(EXERCISE PROMPT)
Write the data below out again, with each line matching the original.

==== GIVEN DATA

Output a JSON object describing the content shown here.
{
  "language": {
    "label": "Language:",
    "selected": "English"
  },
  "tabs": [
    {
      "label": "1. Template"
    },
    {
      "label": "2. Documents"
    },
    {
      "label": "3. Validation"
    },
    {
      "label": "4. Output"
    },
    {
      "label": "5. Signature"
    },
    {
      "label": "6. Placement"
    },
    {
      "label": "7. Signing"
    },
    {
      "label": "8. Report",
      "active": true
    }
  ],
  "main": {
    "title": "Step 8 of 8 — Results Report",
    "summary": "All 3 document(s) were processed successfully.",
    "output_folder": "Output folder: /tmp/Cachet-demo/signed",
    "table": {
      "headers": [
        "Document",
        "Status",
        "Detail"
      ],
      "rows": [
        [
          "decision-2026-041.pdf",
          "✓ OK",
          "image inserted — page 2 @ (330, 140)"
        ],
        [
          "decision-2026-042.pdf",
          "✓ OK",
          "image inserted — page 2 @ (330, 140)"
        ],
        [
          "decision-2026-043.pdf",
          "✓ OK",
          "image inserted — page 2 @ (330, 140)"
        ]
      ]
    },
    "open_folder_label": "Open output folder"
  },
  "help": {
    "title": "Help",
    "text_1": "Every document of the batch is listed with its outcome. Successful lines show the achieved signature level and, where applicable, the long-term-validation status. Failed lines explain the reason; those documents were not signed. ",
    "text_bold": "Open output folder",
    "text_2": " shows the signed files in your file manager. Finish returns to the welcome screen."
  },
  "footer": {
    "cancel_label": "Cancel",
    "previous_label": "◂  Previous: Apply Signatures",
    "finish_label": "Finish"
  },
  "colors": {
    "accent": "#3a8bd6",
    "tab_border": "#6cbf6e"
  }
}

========

(RESULT FOR THIS TASK)
Output a JSON object describing the content shown here.
{
  "language": {
    "label": "Language:",
    "selected": "English"
  },
  "tabs": [
    {
      "label": "1. Template"
    },
    {
      "label": "2. Documents"
    },
    {
      "label": "3. Validation"
    },
    {
      "label": "4. Output"
    },
    {
      "label": "5. Signature"
    },
    {
      "label": "6. Placement"
    },
    {
      "label": "7. Signing"
    },
    {
      "label": "8. Report",
      "active": true
    }
  ],
  "main": {
    "title": "Step 8 of 8 — Results Report",
    "summary": "All 3 document(s) were processed successfully.",
    "output_folder": "Output folder: /tmp/Cachet-demo/signed",
    "table": {
      "headers": [
        "Document",
        "Status",
        "Detail"
      ],
      "rows": [
        [
          "decision-2026-041.pdf",
          "✓ OK",
          "image inserted — page 2 @ (330, 140)"
        ],
        [
          "decision-2026-042.pdf",
          "✓ OK",
          "image inserted — page 2 @ (330, 140)"
        ],
        [
          "decision-2026-043.pdf",
          "✓ OK",
          "image inserted — page 2 @ (330, 140)"
        ]
      ]
    },
    "open_folder_label": "Open output folder"
  },
  "help": {
    "title": "Help",
    "text_1": "Every document of the batch is listed with its outcome. Successful lines show the achieved signature level and, where applicable, the long-term-validation status. Failed lines explain the reason; those documents were not signed. ",
    "text_bold": "Open output folder",
    "text_2": " shows the signed files in your file manager. Finish returns to the welcome screen."
  },
  "footer": {
    "cancel_label": "Cancel",
    "previous_label": "◂  Previous: Apply Signatures",
    "finish_label": "Finish"
  },
  "colors": {
    "accent": "#3a8bd6",
    "tab_border": "#6cbf6e"
  }
}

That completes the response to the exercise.